=== Dataset extract ===

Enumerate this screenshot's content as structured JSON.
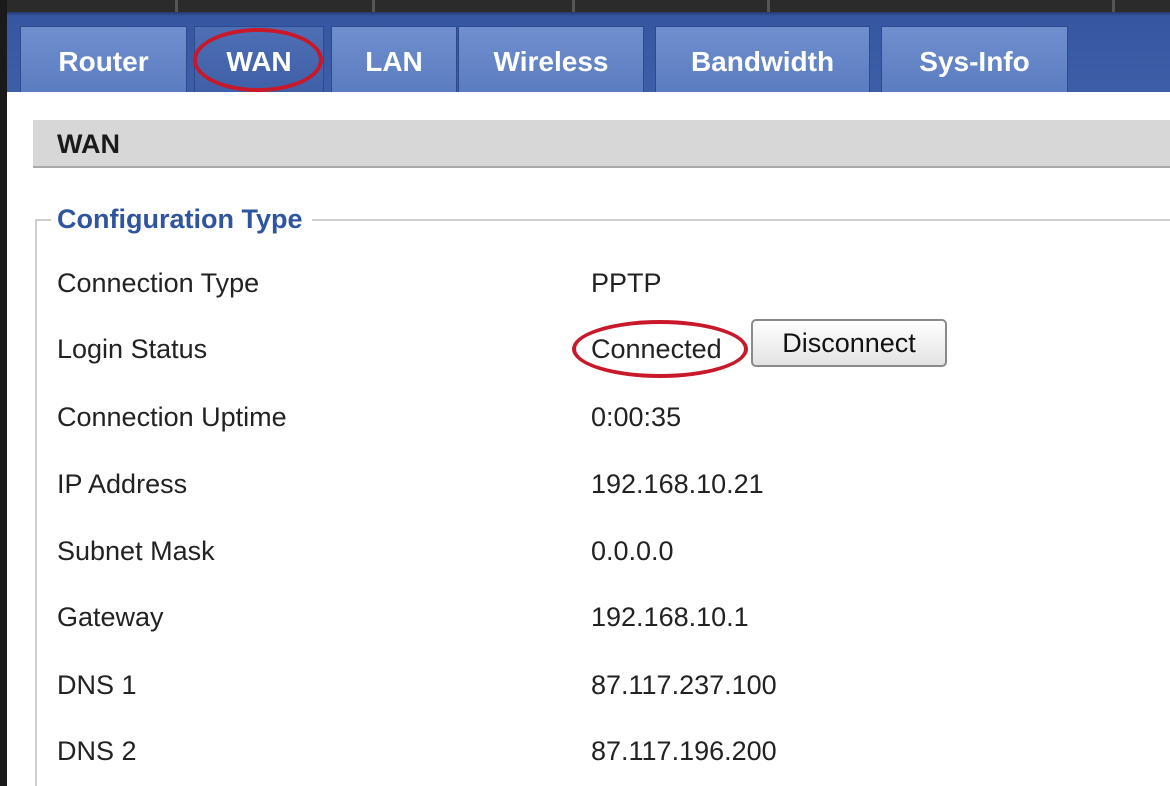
{
  "tabs": [
    {
      "label": "Router"
    },
    {
      "label": "WAN"
    },
    {
      "label": "LAN"
    },
    {
      "label": "Wireless"
    },
    {
      "label": "Bandwidth"
    },
    {
      "label": "Sys-Info"
    }
  ],
  "active_tab": "WAN",
  "section": {
    "title": "WAN",
    "legend": "Configuration Type"
  },
  "rows": {
    "connection_type": {
      "label": "Connection Type",
      "value": "PPTP"
    },
    "login_status": {
      "label": "Login Status",
      "value": "Connected",
      "button_label": "Disconnect"
    },
    "connection_uptime": {
      "label": "Connection Uptime",
      "value": "0:00:35"
    },
    "ip_address": {
      "label": "IP Address",
      "value": "192.168.10.21"
    },
    "subnet_mask": {
      "label": "Subnet Mask",
      "value": "0.0.0.0"
    },
    "gateway": {
      "label": "Gateway",
      "value": "192.168.10.1"
    },
    "dns1": {
      "label": "DNS 1",
      "value": "87.117.237.100"
    },
    "dns2": {
      "label": "DNS 2",
      "value": "87.117.196.200"
    }
  },
  "colors": {
    "tab_bar": "#3d5fa8",
    "tab": "#6f8fcf",
    "legend_text": "#2f55a0",
    "annotation_circle": "#c8182a",
    "section_header": "#d7d7d7"
  }
}
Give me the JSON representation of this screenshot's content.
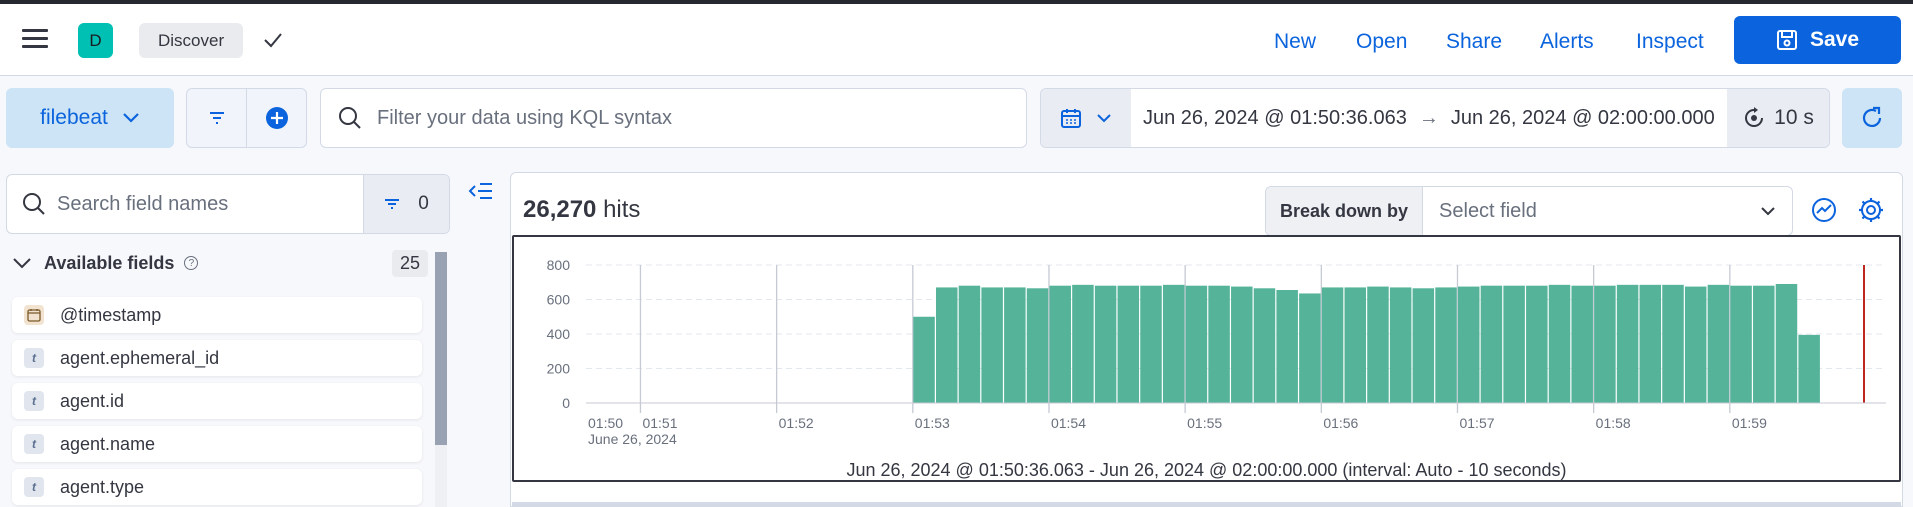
{
  "header": {
    "avatar_letter": "D",
    "breadcrumb": "Discover",
    "nav": [
      "New",
      "Open",
      "Share",
      "Alerts",
      "Inspect"
    ],
    "save_label": "Save"
  },
  "query_bar": {
    "data_view": "filebeat",
    "search_placeholder": "Filter your data using KQL syntax",
    "time_start": "Jun 26, 2024 @ 01:50:36.063",
    "time_arrow": "→",
    "time_end": "Jun 26, 2024 @ 02:00:00.000",
    "refresh_interval": "10 s"
  },
  "sidebar": {
    "search_placeholder": "Search field names",
    "filter_count": "0",
    "available_title": "Available fields",
    "available_count": "25",
    "fields": [
      {
        "name": "@timestamp",
        "type": "date"
      },
      {
        "name": "agent.ephemeral_id",
        "type": "t"
      },
      {
        "name": "agent.id",
        "type": "t"
      },
      {
        "name": "agent.name",
        "type": "t"
      },
      {
        "name": "agent.type",
        "type": "t"
      }
    ]
  },
  "results": {
    "hits_count": "26,270",
    "hits_label": "hits",
    "breakdown_label": "Break down by",
    "breakdown_placeholder": "Select field"
  },
  "chart_data": {
    "type": "bar",
    "color": "#54b399",
    "marker_color": "#bd271e",
    "y_ticks": [
      "800",
      "600",
      "400",
      "200",
      "0"
    ],
    "ylim": [
      0,
      800
    ],
    "x_ticks": [
      "01:50",
      "01:51",
      "01:52",
      "01:53",
      "01:54",
      "01:55",
      "01:56",
      "01:57",
      "01:58",
      "01:59"
    ],
    "x_sublabel": "June 26, 2024",
    "x_start_seconds": 3036,
    "x_end_seconds": 3600,
    "interval_seconds": 10,
    "bars": [
      {
        "t": 3180,
        "v": 500
      },
      {
        "t": 3190,
        "v": 670
      },
      {
        "t": 3200,
        "v": 680
      },
      {
        "t": 3210,
        "v": 670
      },
      {
        "t": 3220,
        "v": 670
      },
      {
        "t": 3230,
        "v": 665
      },
      {
        "t": 3240,
        "v": 680
      },
      {
        "t": 3250,
        "v": 685
      },
      {
        "t": 3260,
        "v": 680
      },
      {
        "t": 3270,
        "v": 680
      },
      {
        "t": 3280,
        "v": 680
      },
      {
        "t": 3290,
        "v": 685
      },
      {
        "t": 3300,
        "v": 680
      },
      {
        "t": 3310,
        "v": 680
      },
      {
        "t": 3320,
        "v": 675
      },
      {
        "t": 3330,
        "v": 665
      },
      {
        "t": 3340,
        "v": 655
      },
      {
        "t": 3350,
        "v": 635
      },
      {
        "t": 3360,
        "v": 670
      },
      {
        "t": 3370,
        "v": 670
      },
      {
        "t": 3380,
        "v": 675
      },
      {
        "t": 3390,
        "v": 670
      },
      {
        "t": 3400,
        "v": 665
      },
      {
        "t": 3410,
        "v": 670
      },
      {
        "t": 3420,
        "v": 675
      },
      {
        "t": 3430,
        "v": 680
      },
      {
        "t": 3440,
        "v": 680
      },
      {
        "t": 3450,
        "v": 680
      },
      {
        "t": 3460,
        "v": 685
      },
      {
        "t": 3470,
        "v": 680
      },
      {
        "t": 3480,
        "v": 680
      },
      {
        "t": 3490,
        "v": 685
      },
      {
        "t": 3500,
        "v": 685
      },
      {
        "t": 3510,
        "v": 685
      },
      {
        "t": 3520,
        "v": 675
      },
      {
        "t": 3530,
        "v": 685
      },
      {
        "t": 3540,
        "v": 680
      },
      {
        "t": 3550,
        "v": 680
      },
      {
        "t": 3560,
        "v": 690
      },
      {
        "t": 3570,
        "v": 395
      }
    ],
    "caption": "Jun 26, 2024 @ 01:50:36.063 - Jun 26, 2024 @ 02:00:00.000 (interval: Auto - 10 seconds)"
  }
}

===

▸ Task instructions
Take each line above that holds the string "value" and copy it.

▸ Task response
      "value": "PPTP"
      "value": "Connected",
      "value": "0:00:35"
      "value": "192.168.10.21"
      "value": "0.0.0.0"
      "value": "192.168.10.1"
      "value": "87.117.237.100"
      "value": "87.117.196.200"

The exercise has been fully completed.